Ugandan President Yoweri Museveni and the country’s state-run Coffee Development Authority have outlined a strategy to plant some 300 million coffee seedlings over the next three years.
The initiative — which the Authority says will cost some 107.8 billion shillings ($42.1 million) — would in three years’ time make the East African country the largest exporter of all coffees in Africa. Currently, Uganda is second behind Ethiopia, with approximately 20 percent of 30 its export revenue coming from coffee.
UCDA Managing Director Henry Ngabirano outlined the robusta plan to Uganda’s Parliment leaders last month, saying the UCDA was trying to position the country as a global robusta leader, as demand for the coffees had grown in each of the last three years, with increasing demand expected. Ngabirano and his staff did not say specifically where the funding for the investment should come from, but he did provide a rough outline of how the project would involve collaboration from numerous public agencies, as well as private investments.
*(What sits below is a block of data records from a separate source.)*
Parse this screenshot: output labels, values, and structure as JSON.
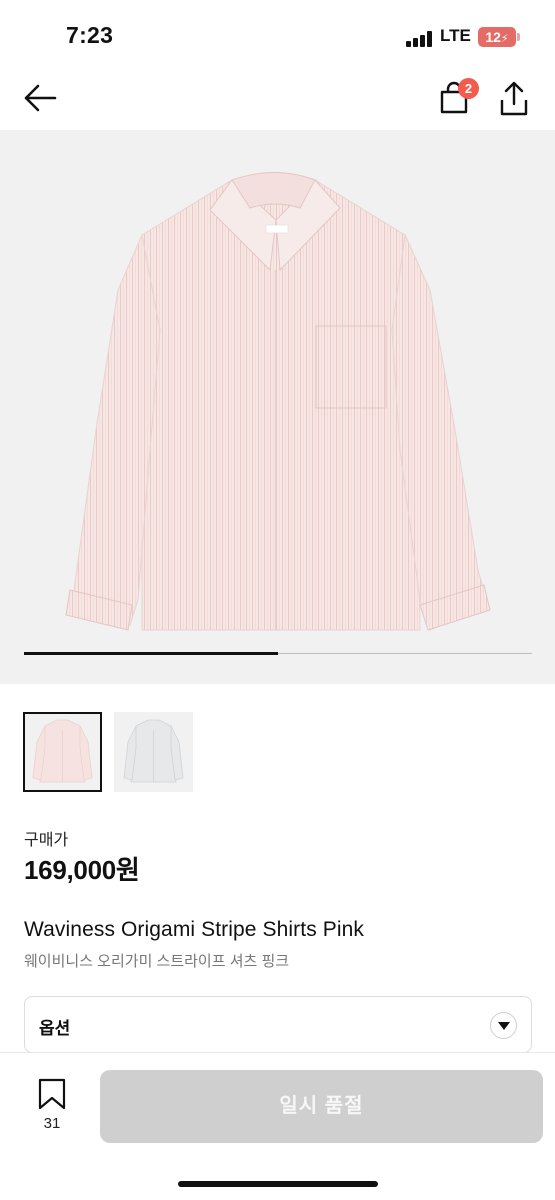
{
  "status_bar": {
    "time": "7:23",
    "network": "LTE",
    "battery": "12"
  },
  "nav": {
    "cart_count": "2"
  },
  "gallery": {
    "progress": 0.5,
    "thumbnails": [
      "pink-shirt",
      "gray-shirt"
    ],
    "selected_index": 0
  },
  "price": {
    "label": "구매가",
    "value": "169,000원"
  },
  "product": {
    "title_en": "Waviness Origami Stripe Shirts Pink",
    "title_ko": "웨이비니스 오리가미 스트라이프 셔츠 핑크"
  },
  "option": {
    "label": "옵션"
  },
  "bottom_bar": {
    "bookmark_count": "31",
    "cta_label": "일시 품절"
  },
  "colors": {
    "accent_badge": "#f25b4d",
    "battery": "#e56b66",
    "cta_disabled": "#cfcfcf",
    "shirt_pink": "#f4e3e1"
  }
}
Uganda is currently the eighth largest coffee producer in the world, and the world’s fourth largest robusta producer. The majority of its robusta exports are to Europe and the United States.